  2. Priority service – Many maintenance agreements offer priority service in emergencies. That way, you will get help before non-agreement holders.
  3. Reduced costs – Regular upkeep and inspection can stop major breakdowns. This prevents the hassles of lengthy repairs and reduces repair costs due to the early detection of minor issues.

It’s important to know what your company’s policies are regarding these agreements. Ask about frequency, pricing, services, and any other queries you have. Taking preventive steps instead of reactive ones is important when it comes to costly repairs caused by neglecting routine inspections and maintenance. 

My friend’s furnace broke down unexpectedly as she didn’t have a maintenance agreement in place. After waiting for hours, the technician finally arrived but could only help her after his appointment with an agreement holder was done. 
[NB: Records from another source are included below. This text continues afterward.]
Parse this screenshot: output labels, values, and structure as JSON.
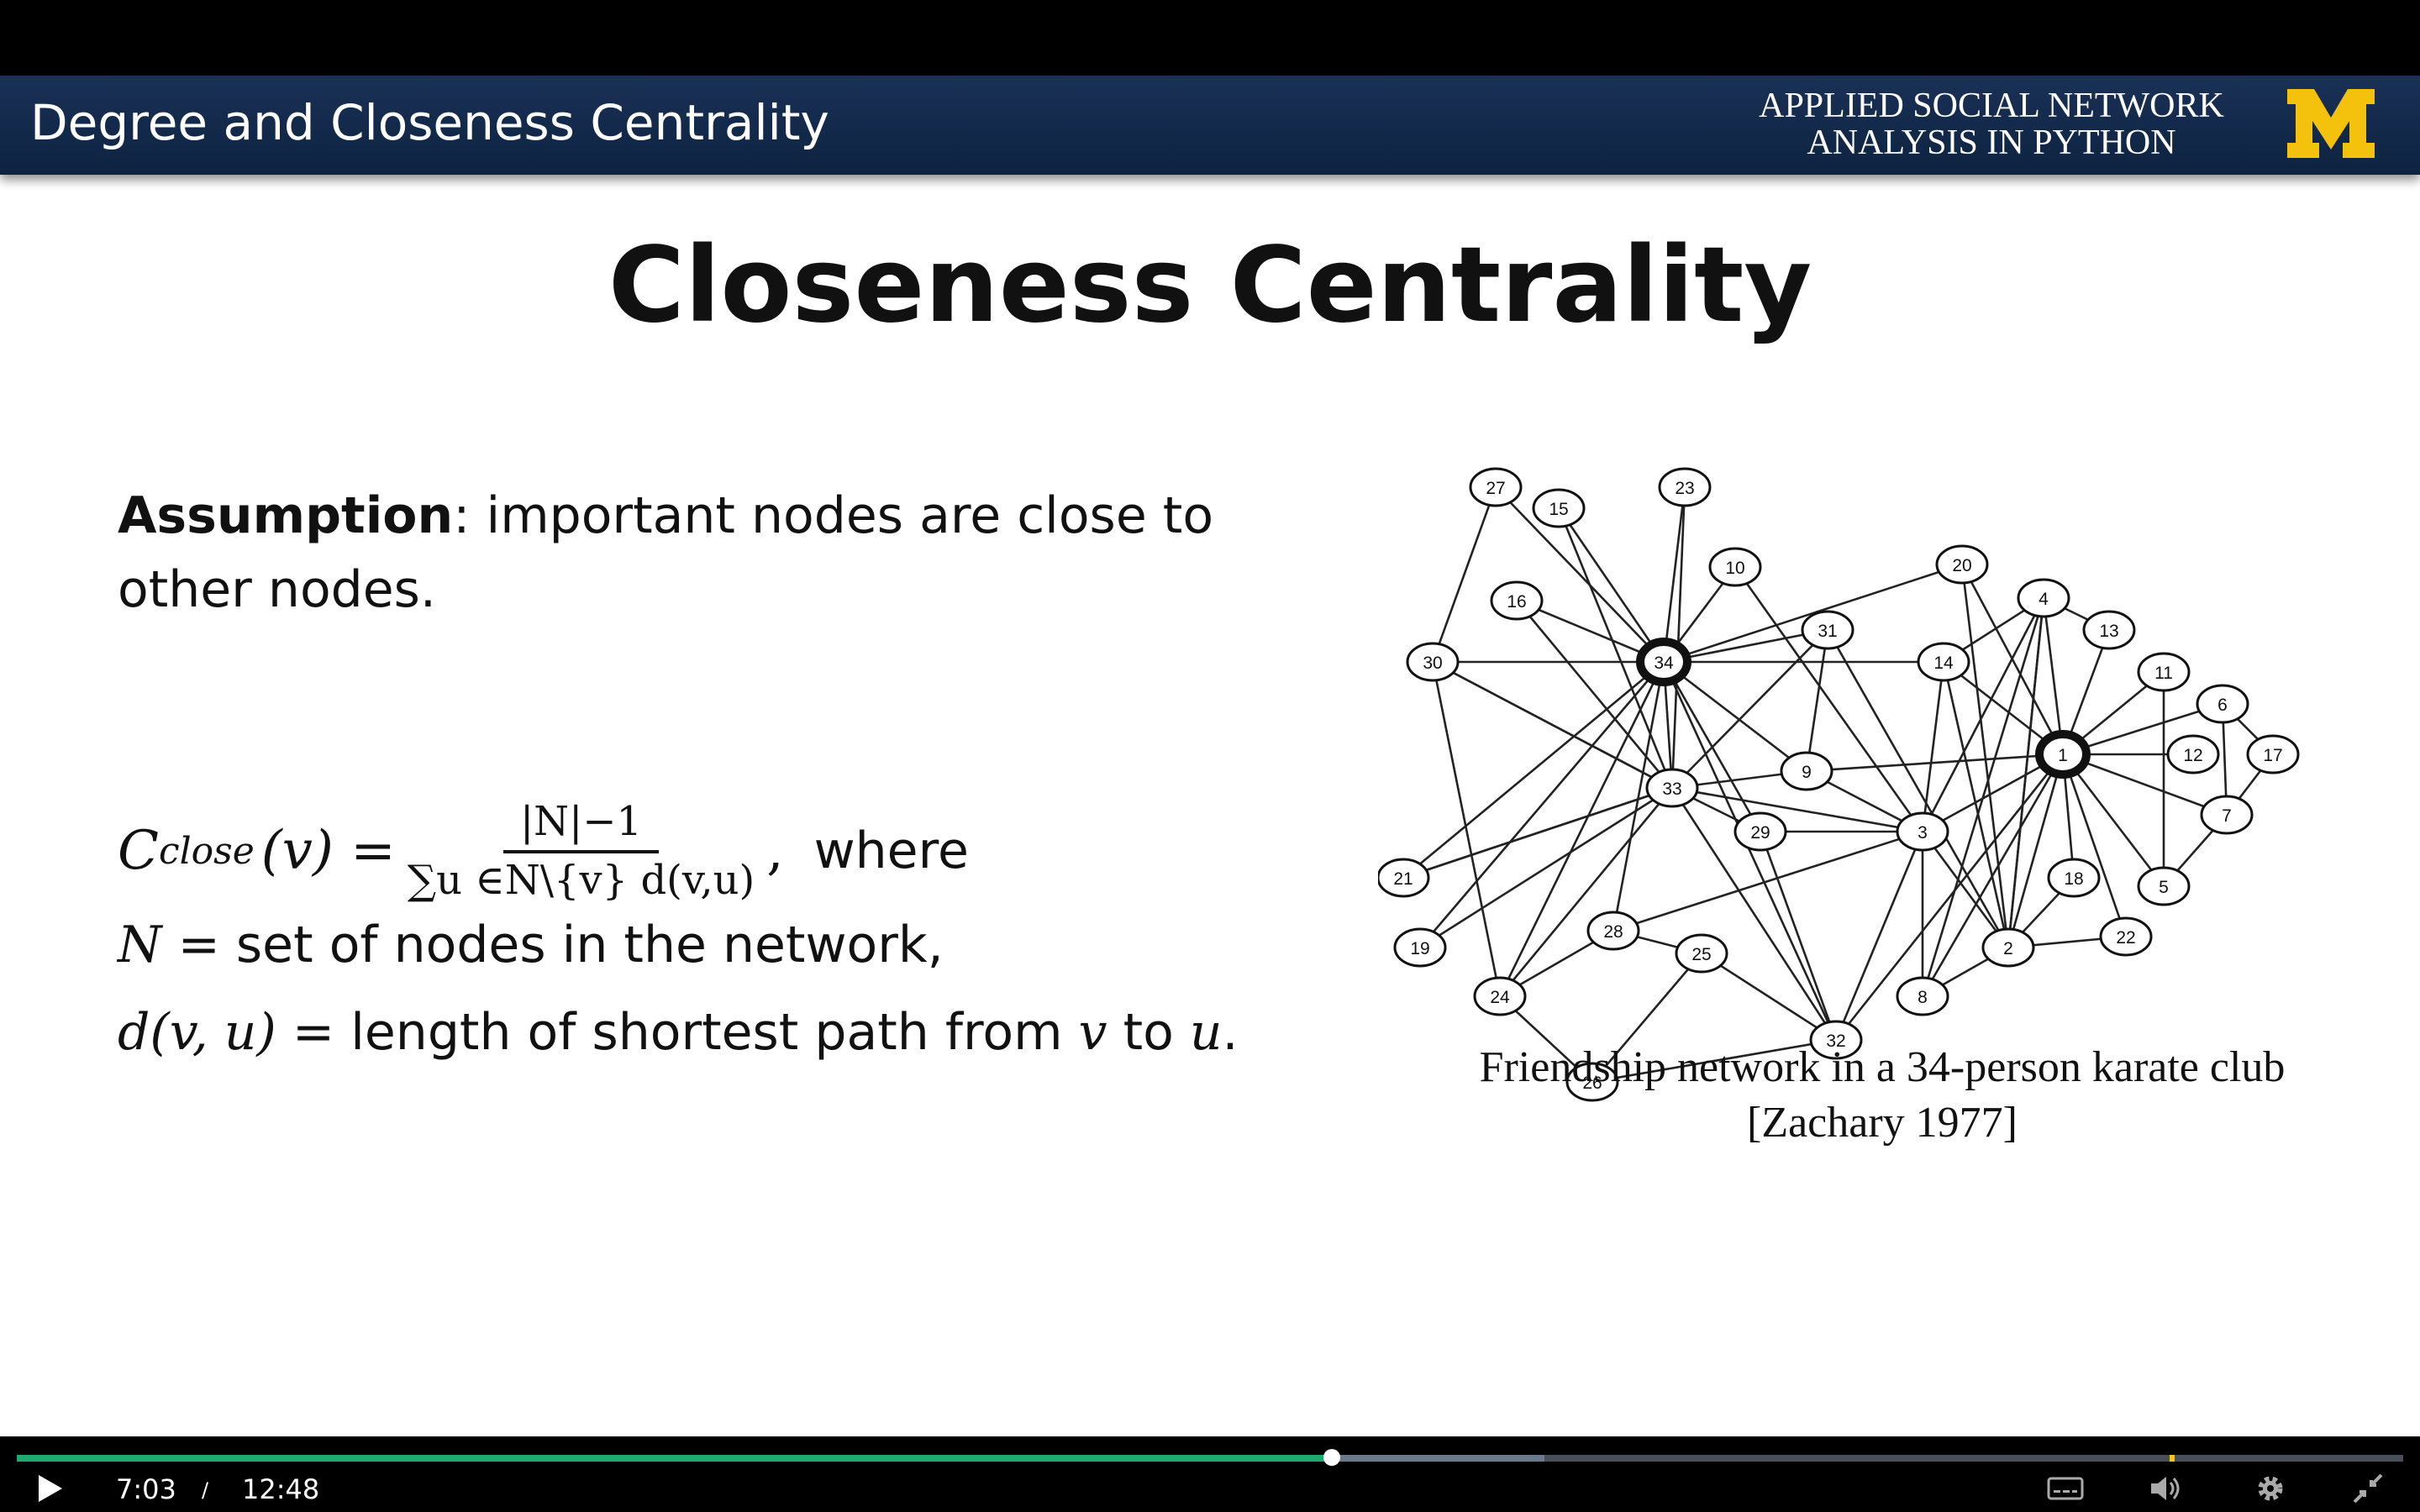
{
  "slide": {
    "header_title": "Degree and Closeness Centrality",
    "course_line1": "APPLIED SOCIAL NETWORK",
    "course_line2": "ANALYSIS IN PYTHON",
    "logo_text": "M",
    "heading": "Closeness Centrality",
    "assumption_label": "Assumption",
    "assumption_text": ": important nodes are close to other nodes.",
    "formula": {
      "lhs_C": "C",
      "lhs_sub": "close",
      "lhs_arg": "(v) =",
      "numerator": "|N|−1",
      "denominator": "∑u ∈N\\{v} d(v,u)",
      "comma": ",",
      "where": "where"
    },
    "def_N_symbol": "N",
    "def_N_text": " = set of nodes in the network,",
    "def_d_symbol": "d(v, u)",
    "def_d_text": " = length of shortest path from ",
    "def_d_v": "v",
    "def_d_to": " to ",
    "def_d_u": "u",
    "def_d_end": ".",
    "caption_line1": "Friendship network in a 34-person karate club",
    "caption_line2": "[Zachary 1977]"
  },
  "network": {
    "nodes": [
      "27",
      "15",
      "23",
      "10",
      "16",
      "34",
      "31",
      "20",
      "4",
      "13",
      "11",
      "6",
      "17",
      "30",
      "14",
      "1",
      "12",
      "7",
      "21",
      "33",
      "9",
      "29",
      "3",
      "18",
      "5",
      "22",
      "19",
      "28",
      "25",
      "2",
      "24",
      "8",
      "32",
      "26"
    ],
    "highlighted": [
      "34",
      "1"
    ],
    "edges": [
      [
        "27",
        "30"
      ],
      [
        "27",
        "34"
      ],
      [
        "15",
        "34"
      ],
      [
        "15",
        "33"
      ],
      [
        "23",
        "34"
      ],
      [
        "23",
        "33"
      ],
      [
        "10",
        "34"
      ],
      [
        "10",
        "3"
      ],
      [
        "16",
        "34"
      ],
      [
        "16",
        "33"
      ],
      [
        "30",
        "34"
      ],
      [
        "30",
        "33"
      ],
      [
        "30",
        "24"
      ],
      [
        "21",
        "34"
      ],
      [
        "21",
        "33"
      ],
      [
        "19",
        "34"
      ],
      [
        "19",
        "33"
      ],
      [
        "34",
        "31"
      ],
      [
        "34",
        "20"
      ],
      [
        "34",
        "14"
      ],
      [
        "34",
        "9"
      ],
      [
        "34",
        "29"
      ],
      [
        "34",
        "28"
      ],
      [
        "34",
        "32"
      ],
      [
        "34",
        "24"
      ],
      [
        "34",
        "33"
      ],
      [
        "33",
        "31"
      ],
      [
        "33",
        "9"
      ],
      [
        "33",
        "3"
      ],
      [
        "33",
        "29"
      ],
      [
        "33",
        "32"
      ],
      [
        "33",
        "24"
      ],
      [
        "33",
        "21"
      ],
      [
        "33",
        "30"
      ],
      [
        "31",
        "9"
      ],
      [
        "31",
        "2"
      ],
      [
        "9",
        "1"
      ],
      [
        "9",
        "3"
      ],
      [
        "29",
        "3"
      ],
      [
        "29",
        "32"
      ],
      [
        "28",
        "24"
      ],
      [
        "28",
        "25"
      ],
      [
        "28",
        "3"
      ],
      [
        "25",
        "26"
      ],
      [
        "25",
        "32"
      ],
      [
        "24",
        "26"
      ],
      [
        "26",
        "32"
      ],
      [
        "32",
        "3"
      ],
      [
        "32",
        "1"
      ],
      [
        "20",
        "1"
      ],
      [
        "20",
        "2"
      ],
      [
        "14",
        "1"
      ],
      [
        "14",
        "2"
      ],
      [
        "14",
        "3"
      ],
      [
        "14",
        "4"
      ],
      [
        "4",
        "1"
      ],
      [
        "4",
        "2"
      ],
      [
        "4",
        "3"
      ],
      [
        "13",
        "1"
      ],
      [
        "13",
        "4"
      ],
      [
        "11",
        "1"
      ],
      [
        "11",
        "5"
      ],
      [
        "6",
        "1"
      ],
      [
        "6",
        "17"
      ],
      [
        "6",
        "7"
      ],
      [
        "17",
        "7"
      ],
      [
        "12",
        "1"
      ],
      [
        "7",
        "1"
      ],
      [
        "5",
        "1"
      ],
      [
        "5",
        "7"
      ],
      [
        "22",
        "1"
      ],
      [
        "22",
        "2"
      ],
      [
        "18",
        "1"
      ],
      [
        "18",
        "2"
      ],
      [
        "8",
        "1"
      ],
      [
        "8",
        "2"
      ],
      [
        "8",
        "3"
      ],
      [
        "8",
        "4"
      ],
      [
        "3",
        "1"
      ],
      [
        "3",
        "2"
      ],
      [
        "2",
        "1"
      ],
      [
        "2",
        "4"
      ]
    ]
  },
  "player": {
    "current_time": "7:03",
    "separator": "/",
    "duration": "12:48",
    "progress_fraction": 0.551,
    "buffered_fraction": 0.64,
    "marker_fraction": 0.902,
    "accent_color": "#1fa870"
  }
}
Regular cleaning of your furnace is like a visit to the dentist – you don’t want to do it, but you’ll regret it if you don’t.
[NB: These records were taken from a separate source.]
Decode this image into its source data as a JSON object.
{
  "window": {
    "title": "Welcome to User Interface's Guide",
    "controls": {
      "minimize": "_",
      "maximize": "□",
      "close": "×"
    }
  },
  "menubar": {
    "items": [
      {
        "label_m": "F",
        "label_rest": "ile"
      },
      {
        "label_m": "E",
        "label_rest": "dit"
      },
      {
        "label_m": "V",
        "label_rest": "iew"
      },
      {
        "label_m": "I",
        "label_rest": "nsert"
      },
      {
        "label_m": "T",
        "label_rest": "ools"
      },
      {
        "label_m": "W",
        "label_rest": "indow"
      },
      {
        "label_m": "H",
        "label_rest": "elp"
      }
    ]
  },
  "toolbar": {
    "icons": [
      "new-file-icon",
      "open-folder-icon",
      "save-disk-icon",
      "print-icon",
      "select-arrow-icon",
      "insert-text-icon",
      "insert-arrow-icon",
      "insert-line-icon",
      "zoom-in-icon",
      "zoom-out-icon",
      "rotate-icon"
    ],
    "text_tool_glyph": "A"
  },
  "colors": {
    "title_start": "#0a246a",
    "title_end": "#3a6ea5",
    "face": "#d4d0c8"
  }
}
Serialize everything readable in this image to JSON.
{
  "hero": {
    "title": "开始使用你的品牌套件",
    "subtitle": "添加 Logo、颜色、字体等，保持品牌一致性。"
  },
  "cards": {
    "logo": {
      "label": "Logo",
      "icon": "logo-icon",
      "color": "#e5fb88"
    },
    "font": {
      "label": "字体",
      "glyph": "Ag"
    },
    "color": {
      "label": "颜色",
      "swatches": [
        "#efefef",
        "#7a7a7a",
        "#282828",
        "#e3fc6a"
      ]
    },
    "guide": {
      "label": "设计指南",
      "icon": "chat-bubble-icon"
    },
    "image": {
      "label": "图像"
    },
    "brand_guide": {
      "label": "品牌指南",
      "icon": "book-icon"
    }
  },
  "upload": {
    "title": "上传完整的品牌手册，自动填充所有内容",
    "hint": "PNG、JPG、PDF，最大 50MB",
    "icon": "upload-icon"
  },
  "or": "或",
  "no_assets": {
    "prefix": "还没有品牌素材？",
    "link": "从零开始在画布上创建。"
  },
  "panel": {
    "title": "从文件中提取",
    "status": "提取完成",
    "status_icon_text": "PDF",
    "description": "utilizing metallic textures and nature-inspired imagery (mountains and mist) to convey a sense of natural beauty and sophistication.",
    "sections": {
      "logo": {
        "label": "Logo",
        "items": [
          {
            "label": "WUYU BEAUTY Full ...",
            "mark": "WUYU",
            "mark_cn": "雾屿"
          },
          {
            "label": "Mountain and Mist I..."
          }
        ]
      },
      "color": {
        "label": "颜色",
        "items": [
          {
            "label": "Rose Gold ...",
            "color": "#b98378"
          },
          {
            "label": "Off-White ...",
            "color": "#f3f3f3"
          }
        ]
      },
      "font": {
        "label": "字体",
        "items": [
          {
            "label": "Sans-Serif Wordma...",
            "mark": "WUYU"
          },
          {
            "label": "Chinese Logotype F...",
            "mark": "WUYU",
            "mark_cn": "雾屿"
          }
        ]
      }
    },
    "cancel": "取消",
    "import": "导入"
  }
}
Regular Cleaning and Checks for Signs of Trouble

Regular maintenance and cleaning of your furnace are key to ensuring it runs efficiently and avoids issues. 

  • Check for signs of trouble frequently. 
  • Turn off the furnace and disconnect its power source. 
  • Clean or replace the filter for better airflow
  • Clean the blower wheel, motor, and belts with a soft brush. 
  • Inspect all electrical components and connections for any damage or wear. 
  • Check burner assemblies for debris. 
  • Examine the flue pipe for blockages or leaks.
  • It’s wise to have a pro technician check your furnace yearly. They can spot underlying issues or potential hazards. 
  • Make reminders on your calendar or phone to keep track of your maintenance schedule. 
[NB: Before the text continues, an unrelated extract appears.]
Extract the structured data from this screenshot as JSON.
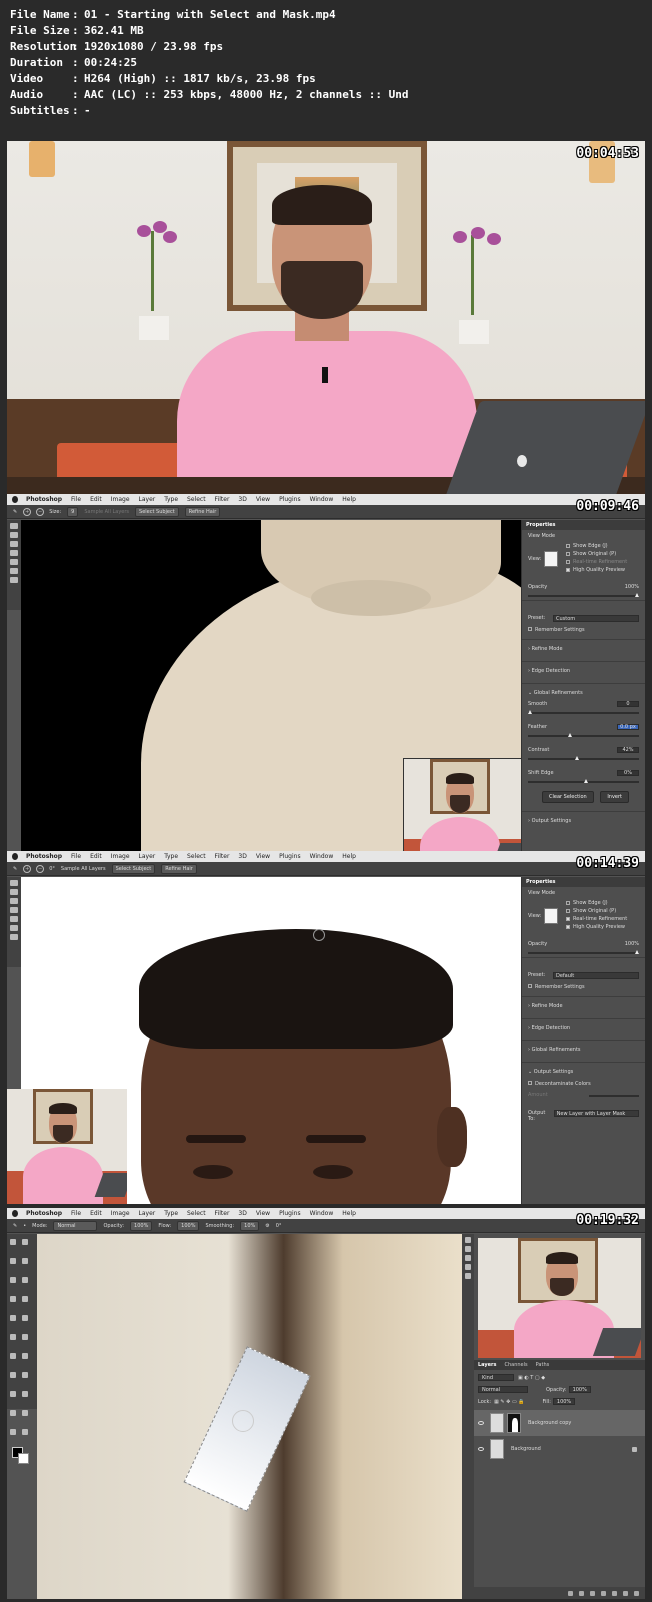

Neglecting regular cleaning and checks could be costly or even dangerous. Don’t wait until you’re left without heating, do maintenance regularly

Protect your home from carbon monoxide, it’s better to be safe than sorry!

Installing Carbon Monoxide Detectors in Furnace and Maintaining Fire Department Protocols

Install one detector on each floor, near sleeping areas or other places where people spend most of their time. Change batteries annually, preferably during daylight savings time. Test the detectors monthly by pressing the test button to make sure it works. 

Replace detectors after five years, following manufacturer instructions. If the alarm sounds or someone has symptoms of carbon monoxide poisoning, call 911 immediately.

It’s important to also inspect heating systems annually, be careful with space heaters, and keep flammable materials away from heat sources. Installing carbon monoxide detectors and following fire department protocols are essential for safety and peace of mind. 

Don’t wait until it’s too late; take action now! Neglecting your furnace is like neglecting your ex – it can cause problems and cost you a lot.


Keeping your furnace in good shape is very important. It helps it work properly and keeps your family safe from gas leaks and carbon monoxide poisoning. Do you smell gas or a rotten egg odor? It probably means something’s wrong with the exhaust, heat exchanger, or burner. Get in touch with an experienced heating and HVAC specialist for inspections and repairs. Also, don’t forget to put in CO detectors in every room of your house. And open the windows when you use compost or trash containers. Safety should always be first when it comes to your home heating system. Did you know that if the combustion in your gas furnace isn’t complete, it can form chemical irritants? These can make your eyes hurt, affect your breathing, and give you a headache, says White Mechanical.